» **Task item**
What is the number of lines in the entries that contain the word "Shape"? Answer with that figure alone.
━━━━━ Exercise material ━━━━━
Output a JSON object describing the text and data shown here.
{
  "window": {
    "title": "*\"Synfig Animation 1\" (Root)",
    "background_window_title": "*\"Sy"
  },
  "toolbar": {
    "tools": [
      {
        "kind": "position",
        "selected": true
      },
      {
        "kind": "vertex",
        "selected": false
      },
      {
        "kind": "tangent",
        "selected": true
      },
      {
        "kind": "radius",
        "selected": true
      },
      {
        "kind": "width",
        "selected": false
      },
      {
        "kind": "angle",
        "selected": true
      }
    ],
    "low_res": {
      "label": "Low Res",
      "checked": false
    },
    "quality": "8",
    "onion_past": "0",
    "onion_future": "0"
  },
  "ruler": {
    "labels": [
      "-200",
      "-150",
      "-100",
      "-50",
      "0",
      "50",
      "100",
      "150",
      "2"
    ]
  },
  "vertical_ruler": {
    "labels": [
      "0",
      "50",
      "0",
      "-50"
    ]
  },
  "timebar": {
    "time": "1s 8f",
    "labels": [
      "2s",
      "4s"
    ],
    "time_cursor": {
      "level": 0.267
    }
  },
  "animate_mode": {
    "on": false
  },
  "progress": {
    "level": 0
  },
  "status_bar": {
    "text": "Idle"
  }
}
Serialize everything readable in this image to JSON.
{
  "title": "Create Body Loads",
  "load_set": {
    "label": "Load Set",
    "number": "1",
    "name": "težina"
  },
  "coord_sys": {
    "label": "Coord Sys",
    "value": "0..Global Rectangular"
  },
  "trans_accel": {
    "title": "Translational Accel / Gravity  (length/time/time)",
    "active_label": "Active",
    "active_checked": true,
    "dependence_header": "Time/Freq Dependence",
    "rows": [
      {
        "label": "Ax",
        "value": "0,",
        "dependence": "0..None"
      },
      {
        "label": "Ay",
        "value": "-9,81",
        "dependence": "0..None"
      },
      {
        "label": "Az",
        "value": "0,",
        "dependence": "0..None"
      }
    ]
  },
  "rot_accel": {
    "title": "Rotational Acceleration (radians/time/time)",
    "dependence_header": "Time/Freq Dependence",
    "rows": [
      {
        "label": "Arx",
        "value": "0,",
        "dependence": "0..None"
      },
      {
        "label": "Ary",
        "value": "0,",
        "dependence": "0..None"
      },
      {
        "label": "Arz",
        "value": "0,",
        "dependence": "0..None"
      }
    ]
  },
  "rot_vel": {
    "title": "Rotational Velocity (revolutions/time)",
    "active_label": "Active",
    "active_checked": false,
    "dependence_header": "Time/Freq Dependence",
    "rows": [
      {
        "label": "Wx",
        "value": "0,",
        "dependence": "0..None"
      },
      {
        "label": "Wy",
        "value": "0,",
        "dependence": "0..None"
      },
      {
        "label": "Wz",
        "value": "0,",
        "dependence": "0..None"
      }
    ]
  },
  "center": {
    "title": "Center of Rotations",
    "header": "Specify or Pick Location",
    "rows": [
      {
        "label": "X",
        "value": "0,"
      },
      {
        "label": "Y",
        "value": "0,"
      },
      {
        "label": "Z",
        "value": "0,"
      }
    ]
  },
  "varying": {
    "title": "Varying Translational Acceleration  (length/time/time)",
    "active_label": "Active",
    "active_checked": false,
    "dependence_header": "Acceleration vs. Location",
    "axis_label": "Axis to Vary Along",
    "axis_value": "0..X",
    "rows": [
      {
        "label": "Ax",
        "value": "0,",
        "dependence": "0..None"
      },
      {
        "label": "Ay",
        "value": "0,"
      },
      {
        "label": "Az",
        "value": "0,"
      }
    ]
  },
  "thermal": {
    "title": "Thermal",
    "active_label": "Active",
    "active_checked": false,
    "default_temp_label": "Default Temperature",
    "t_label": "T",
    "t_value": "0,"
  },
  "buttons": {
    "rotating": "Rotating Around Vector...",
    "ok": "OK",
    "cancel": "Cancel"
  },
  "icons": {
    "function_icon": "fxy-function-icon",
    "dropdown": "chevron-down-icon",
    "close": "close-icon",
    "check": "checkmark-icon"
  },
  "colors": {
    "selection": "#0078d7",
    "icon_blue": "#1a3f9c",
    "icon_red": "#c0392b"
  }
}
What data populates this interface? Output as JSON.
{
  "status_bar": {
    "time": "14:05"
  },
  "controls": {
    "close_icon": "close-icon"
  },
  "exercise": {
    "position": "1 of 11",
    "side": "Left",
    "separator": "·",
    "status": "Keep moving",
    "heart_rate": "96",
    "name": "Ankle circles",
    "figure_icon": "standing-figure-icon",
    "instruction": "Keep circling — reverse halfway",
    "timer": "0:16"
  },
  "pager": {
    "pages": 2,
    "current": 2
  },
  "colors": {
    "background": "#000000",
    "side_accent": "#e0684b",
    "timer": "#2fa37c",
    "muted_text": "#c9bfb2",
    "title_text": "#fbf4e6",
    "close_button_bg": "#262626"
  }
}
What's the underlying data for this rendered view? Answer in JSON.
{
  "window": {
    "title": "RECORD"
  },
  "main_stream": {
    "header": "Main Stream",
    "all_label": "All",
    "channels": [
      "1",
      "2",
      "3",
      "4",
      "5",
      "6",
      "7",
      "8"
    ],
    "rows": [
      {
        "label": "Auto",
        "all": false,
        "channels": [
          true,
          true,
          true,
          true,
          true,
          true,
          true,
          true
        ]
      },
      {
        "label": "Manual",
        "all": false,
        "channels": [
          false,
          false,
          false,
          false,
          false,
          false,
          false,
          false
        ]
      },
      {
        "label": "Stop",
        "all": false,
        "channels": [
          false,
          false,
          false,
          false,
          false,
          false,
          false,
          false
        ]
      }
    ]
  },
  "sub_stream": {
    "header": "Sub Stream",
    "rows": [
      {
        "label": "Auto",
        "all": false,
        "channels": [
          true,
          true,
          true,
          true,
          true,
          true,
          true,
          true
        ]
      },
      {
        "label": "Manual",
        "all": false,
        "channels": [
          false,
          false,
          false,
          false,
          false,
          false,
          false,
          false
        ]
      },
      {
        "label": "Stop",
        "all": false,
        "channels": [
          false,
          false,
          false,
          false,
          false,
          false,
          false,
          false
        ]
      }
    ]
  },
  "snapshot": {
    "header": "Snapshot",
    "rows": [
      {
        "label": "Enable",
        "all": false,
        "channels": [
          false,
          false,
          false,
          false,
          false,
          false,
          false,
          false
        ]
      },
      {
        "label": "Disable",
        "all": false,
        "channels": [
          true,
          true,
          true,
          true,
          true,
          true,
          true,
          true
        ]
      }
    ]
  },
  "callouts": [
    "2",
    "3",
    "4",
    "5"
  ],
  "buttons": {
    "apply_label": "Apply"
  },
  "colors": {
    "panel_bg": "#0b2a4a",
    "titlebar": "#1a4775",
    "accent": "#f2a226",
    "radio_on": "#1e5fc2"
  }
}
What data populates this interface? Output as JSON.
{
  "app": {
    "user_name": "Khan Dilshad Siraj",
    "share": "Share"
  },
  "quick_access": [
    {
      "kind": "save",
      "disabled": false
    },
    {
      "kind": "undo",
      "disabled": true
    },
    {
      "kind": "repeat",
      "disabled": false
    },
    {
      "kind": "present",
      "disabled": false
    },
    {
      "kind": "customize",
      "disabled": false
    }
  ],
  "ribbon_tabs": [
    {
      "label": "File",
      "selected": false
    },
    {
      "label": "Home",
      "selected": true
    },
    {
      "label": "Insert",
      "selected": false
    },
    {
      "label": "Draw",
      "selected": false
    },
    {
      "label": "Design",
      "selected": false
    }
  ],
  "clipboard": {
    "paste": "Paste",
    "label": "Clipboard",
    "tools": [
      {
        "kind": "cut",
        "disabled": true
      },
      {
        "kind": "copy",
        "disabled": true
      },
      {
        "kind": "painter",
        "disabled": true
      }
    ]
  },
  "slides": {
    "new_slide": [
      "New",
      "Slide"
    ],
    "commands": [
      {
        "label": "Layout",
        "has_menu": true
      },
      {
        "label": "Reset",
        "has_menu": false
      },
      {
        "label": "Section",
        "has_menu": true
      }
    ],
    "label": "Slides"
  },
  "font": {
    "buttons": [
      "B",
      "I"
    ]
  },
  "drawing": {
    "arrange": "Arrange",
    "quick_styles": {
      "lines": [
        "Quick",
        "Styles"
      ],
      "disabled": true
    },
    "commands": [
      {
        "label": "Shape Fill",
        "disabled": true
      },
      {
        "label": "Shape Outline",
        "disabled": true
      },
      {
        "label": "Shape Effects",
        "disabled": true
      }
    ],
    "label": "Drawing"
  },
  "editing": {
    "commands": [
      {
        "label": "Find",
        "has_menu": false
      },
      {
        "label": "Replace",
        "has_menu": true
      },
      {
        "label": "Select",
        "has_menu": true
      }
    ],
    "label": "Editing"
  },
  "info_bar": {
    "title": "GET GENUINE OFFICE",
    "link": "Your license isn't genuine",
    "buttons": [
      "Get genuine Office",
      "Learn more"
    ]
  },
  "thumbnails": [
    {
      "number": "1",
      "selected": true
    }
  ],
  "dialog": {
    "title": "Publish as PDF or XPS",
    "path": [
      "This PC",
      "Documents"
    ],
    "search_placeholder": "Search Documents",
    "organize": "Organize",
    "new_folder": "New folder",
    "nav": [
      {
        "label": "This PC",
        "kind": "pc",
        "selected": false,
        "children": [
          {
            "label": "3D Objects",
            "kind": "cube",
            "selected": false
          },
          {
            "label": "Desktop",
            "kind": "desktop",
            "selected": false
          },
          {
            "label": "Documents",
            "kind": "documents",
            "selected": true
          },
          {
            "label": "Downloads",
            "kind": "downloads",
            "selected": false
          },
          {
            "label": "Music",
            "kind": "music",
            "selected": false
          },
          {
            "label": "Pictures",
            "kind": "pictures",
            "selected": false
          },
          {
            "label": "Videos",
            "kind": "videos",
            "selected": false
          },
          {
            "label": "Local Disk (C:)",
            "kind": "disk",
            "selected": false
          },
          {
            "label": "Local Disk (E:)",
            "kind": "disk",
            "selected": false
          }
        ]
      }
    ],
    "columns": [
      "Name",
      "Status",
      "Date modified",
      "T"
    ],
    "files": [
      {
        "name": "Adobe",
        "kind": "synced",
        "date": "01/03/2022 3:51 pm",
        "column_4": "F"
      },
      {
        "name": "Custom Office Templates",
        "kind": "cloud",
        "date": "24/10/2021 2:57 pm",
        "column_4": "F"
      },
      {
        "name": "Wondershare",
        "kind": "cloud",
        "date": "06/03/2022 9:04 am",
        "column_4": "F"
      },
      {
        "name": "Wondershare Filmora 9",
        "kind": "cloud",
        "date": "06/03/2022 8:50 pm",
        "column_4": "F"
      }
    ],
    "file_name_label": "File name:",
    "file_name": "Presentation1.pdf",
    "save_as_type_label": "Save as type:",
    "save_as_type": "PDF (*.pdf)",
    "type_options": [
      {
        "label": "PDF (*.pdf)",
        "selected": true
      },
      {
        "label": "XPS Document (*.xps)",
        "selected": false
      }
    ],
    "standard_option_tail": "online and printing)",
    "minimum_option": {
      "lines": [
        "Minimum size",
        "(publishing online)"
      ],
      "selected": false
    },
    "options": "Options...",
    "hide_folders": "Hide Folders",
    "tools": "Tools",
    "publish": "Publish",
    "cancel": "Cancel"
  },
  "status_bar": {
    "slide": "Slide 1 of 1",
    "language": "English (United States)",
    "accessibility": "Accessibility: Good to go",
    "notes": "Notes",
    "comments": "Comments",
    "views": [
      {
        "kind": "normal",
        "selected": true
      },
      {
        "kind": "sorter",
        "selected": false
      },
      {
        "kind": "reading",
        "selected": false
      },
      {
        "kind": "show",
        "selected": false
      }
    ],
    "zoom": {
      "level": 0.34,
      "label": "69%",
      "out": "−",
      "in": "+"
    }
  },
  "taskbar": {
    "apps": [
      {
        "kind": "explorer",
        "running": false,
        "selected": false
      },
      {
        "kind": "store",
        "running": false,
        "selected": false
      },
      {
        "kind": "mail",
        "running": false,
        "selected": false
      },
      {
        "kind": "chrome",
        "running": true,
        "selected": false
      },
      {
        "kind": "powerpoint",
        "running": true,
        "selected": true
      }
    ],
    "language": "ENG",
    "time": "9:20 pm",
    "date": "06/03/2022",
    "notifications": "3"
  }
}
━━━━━
» **Completed exercise**
3